* [Given data]
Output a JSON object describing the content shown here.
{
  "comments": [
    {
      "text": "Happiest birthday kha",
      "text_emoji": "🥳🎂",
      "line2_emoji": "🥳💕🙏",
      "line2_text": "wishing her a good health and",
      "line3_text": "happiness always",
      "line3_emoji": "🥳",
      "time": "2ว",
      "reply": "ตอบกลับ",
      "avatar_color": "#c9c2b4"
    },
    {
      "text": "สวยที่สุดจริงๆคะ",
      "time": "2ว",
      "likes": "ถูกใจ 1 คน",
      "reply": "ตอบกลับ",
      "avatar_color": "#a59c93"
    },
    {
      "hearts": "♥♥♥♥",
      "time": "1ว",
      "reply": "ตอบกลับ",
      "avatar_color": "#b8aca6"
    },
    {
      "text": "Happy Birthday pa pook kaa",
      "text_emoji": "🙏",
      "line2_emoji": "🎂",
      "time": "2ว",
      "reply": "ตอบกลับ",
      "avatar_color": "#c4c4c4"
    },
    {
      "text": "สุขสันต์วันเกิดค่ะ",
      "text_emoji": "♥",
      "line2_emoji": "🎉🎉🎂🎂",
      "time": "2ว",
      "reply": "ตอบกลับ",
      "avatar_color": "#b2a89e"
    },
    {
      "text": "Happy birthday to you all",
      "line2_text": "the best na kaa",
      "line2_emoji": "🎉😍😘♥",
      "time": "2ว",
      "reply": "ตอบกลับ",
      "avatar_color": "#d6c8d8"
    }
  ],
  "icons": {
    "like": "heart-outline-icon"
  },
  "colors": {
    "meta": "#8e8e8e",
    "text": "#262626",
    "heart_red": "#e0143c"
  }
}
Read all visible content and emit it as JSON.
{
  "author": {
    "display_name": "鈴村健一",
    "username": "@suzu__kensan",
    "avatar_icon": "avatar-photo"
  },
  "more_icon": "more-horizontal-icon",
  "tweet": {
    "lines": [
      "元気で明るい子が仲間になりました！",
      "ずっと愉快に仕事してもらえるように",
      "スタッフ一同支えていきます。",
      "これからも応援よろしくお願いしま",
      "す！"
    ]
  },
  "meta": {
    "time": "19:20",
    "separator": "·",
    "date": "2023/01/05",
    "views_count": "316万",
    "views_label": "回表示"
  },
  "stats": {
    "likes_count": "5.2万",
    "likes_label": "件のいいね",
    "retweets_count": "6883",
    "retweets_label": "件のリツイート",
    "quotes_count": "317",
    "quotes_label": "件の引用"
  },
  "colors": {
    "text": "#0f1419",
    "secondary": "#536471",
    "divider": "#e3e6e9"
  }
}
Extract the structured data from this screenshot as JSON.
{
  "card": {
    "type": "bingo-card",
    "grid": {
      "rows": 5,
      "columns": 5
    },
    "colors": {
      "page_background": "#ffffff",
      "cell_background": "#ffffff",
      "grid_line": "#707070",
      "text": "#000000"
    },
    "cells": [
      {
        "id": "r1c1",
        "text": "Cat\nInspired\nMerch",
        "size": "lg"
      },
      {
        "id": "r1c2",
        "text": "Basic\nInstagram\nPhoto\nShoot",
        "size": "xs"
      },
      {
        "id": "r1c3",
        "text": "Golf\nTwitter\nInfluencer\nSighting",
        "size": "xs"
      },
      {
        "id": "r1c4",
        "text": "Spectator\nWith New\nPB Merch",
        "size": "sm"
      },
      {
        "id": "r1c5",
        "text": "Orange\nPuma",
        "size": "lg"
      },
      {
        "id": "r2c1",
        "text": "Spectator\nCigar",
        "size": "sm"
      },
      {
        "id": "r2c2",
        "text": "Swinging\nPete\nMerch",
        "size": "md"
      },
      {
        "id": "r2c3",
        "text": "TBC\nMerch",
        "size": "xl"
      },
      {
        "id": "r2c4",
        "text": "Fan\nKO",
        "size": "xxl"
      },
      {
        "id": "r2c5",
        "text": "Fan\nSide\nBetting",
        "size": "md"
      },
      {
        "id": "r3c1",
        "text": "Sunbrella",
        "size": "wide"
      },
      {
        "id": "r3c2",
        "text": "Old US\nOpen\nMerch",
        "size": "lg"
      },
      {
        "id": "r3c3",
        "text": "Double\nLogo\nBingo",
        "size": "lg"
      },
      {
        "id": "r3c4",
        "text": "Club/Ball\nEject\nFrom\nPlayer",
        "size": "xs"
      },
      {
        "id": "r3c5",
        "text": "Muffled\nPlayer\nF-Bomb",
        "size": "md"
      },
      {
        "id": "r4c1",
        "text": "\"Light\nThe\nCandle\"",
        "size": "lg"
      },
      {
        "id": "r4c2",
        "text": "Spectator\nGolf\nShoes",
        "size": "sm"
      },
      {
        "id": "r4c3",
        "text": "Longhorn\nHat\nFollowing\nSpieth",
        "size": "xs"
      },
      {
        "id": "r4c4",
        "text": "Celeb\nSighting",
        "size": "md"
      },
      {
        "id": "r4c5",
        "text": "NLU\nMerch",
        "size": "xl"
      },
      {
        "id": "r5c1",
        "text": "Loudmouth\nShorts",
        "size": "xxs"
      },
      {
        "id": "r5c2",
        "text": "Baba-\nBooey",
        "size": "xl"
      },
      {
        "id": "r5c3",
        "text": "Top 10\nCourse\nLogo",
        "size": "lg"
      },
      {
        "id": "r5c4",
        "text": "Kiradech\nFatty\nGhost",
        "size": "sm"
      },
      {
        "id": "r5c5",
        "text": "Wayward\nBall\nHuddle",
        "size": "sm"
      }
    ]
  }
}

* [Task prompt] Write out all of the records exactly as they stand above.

* [Answer box]
Output a JSON object describing the content shown here.
{
  "comments": [
    {
      "text": "Happiest birthday kha",
      "text_emoji": "🥳🎂",
      "line2_emoji": "🥳💕🙏",
      "line2_text": "wishing her a good health and",
      "line3_text": "happiness always",
      "line3_emoji": "🥳",
      "time": "2ว",
      "reply": "ตอบกลับ",
      "avatar_color": "#c9c2b4"
    },
    {
      "text": "สวยที่สุดจริงๆคะ",
      "time": "2ว",
      "likes": "ถูกใจ 1 คน",
      "reply": "ตอบกลับ",
      "avatar_color": "#a59c93"
    },
    {
      "hearts": "♥♥♥♥",
      "time": "1ว",
      "reply": "ตอบกลับ",
      "avatar_color": "#b8aca6"
    },
    {
      "text": "Happy Birthday pa pook kaa",
      "text_emoji": "🙏",
      "line2_emoji": "🎂",
      "time": "2ว",
      "reply": "ตอบกลับ",
      "avatar_color": "#c4c4c4"
    },
    {
      "text": "สุขสันต์วันเกิดค่ะ",
      "text_emoji": "♥",
      "line2_emoji": "🎉🎉🎂🎂",
      "time": "2ว",
      "reply": "ตอบกลับ",
      "avatar_color": "#b2a89e"
    },
    {
      "text": "Happy birthday to you all",
      "line2_text": "the best na kaa",
      "line2_emoji": "🎉😍😘♥",
      "time": "2ว",
      "reply": "ตอบกลับ",
      "avatar_color": "#d6c8d8"
    }
  ],
  "icons": {
    "like": "heart-outline-icon"
  },
  "colors": {
    "meta": "#8e8e8e",
    "text": "#262626",
    "heart_red": "#e0143c"
  }
}
Read all visible content and emit it as JSON.
{
  "author": {
    "display_name": "鈴村健一",
    "username": "@suzu__kensan",
    "avatar_icon": "avatar-photo"
  },
  "more_icon": "more-horizontal-icon",
  "tweet": {
    "lines": [
      "元気で明るい子が仲間になりました！",
      "ずっと愉快に仕事してもらえるように",
      "スタッフ一同支えていきます。",
      "これからも応援よろしくお願いしま",
      "す！"
    ]
  },
  "meta": {
    "time": "19:20",
    "separator": "·",
    "date": "2023/01/05",
    "views_count": "316万",
    "views_label": "回表示"
  },
  "stats": {
    "likes_count": "5.2万",
    "likes_label": "件のいいね",
    "retweets_count": "6883",
    "retweets_label": "件のリツイート",
    "quotes_count": "317",
    "quotes_label": "件の引用"
  },
  "colors": {
    "text": "#0f1419",
    "secondary": "#536471",
    "divider": "#e3e6e9"
  }
}
Extract the structured data from this screenshot as JSON.
{
  "card": {
    "type": "bingo-card",
    "grid": {
      "rows": 5,
      "columns": 5
    },
    "colors": {
      "page_background": "#ffffff",
      "cell_background": "#ffffff",
      "grid_line": "#707070",
      "text": "#000000"
    },
    "cells": [
      {
        "id": "r1c1",
        "text": "Cat\nInspired\nMerch",
        "size": "lg"
      },
      {
        "id": "r1c2",
        "text": "Basic\nInstagram\nPhoto\nShoot",
        "size": "xs"
      },
      {
        "id": "r1c3",
        "text": "Golf\nTwitter\nInfluencer\nSighting",
        "size": "xs"
      },
      {
        "id": "r1c4",
        "text": "Spectator\nWith New\nPB Merch",
        "size": "sm"
      },
      {
        "id": "r1c5",
        "text": "Orange\nPuma",
        "size": "lg"
      },
      {
        "id": "r2c1",
        "text": "Spectator\nCigar",
        "size": "sm"
      },
      {
        "id": "r2c2",
        "text": "Swinging\nPete\nMerch",
        "size": "md"
      },
      {
        "id": "r2c3",
        "text": "TBC\nMerch",
        "size": "xl"
      },
      {
        "id": "r2c4",
        "text": "Fan\nKO",
        "size": "xxl"
      },
      {
        "id": "r2c5",
        "text": "Fan\nSide\nBetting",
        "size": "md"
      },
      {
        "id": "r3c1",
        "text": "Sunbrella",
        "size": "wide"
      },
      {
        "id": "r3c2",
        "text": "Old US\nOpen\nMerch",
        "size": "lg"
      },
      {
        "id": "r3c3",
        "text": "Double\nLogo\nBingo",
        "size": "lg"
      },
      {
        "id": "r3c4",
        "text": "Club/Ball\nEject\nFrom\nPlayer",
        "size": "xs"
      },
      {
        "id": "r3c5",
        "text": "Muffled\nPlayer\nF-Bomb",
        "size": "md"
      },
      {
        "id": "r4c1",
        "text": "\"Light\nThe\nCandle\"",
        "size": "lg"
      },
      {
        "id": "r4c2",
        "text": "Spectator\nGolf\nShoes",
        "size": "sm"
      },
      {
        "id": "r4c3",
        "text": "Longhorn\nHat\nFollowing\nSpieth",
        "size": "xs"
      },
      {
        "id": "r4c4",
        "text": "Celeb\nSighting",
        "size": "md"
      },
      {
        "id": "r4c5",
        "text": "NLU\nMerch",
        "size": "xl"
      },
      {
        "id": "r5c1",
        "text": "Loudmouth\nShorts",
        "size": "xxs"
      },
      {
        "id": "r5c2",
        "text": "Baba-\nBooey",
        "size": "xl"
      },
      {
        "id": "r5c3",
        "text": "Top 10\nCourse\nLogo",
        "size": "lg"
      },
      {
        "id": "r5c4",
        "text": "Kiradech\nFatty\nGhost",
        "size": "sm"
      },
      {
        "id": "r5c5",
        "text": "Wayward\nBall\nHuddle",
        "size": "sm"
      }
    ]
  }
}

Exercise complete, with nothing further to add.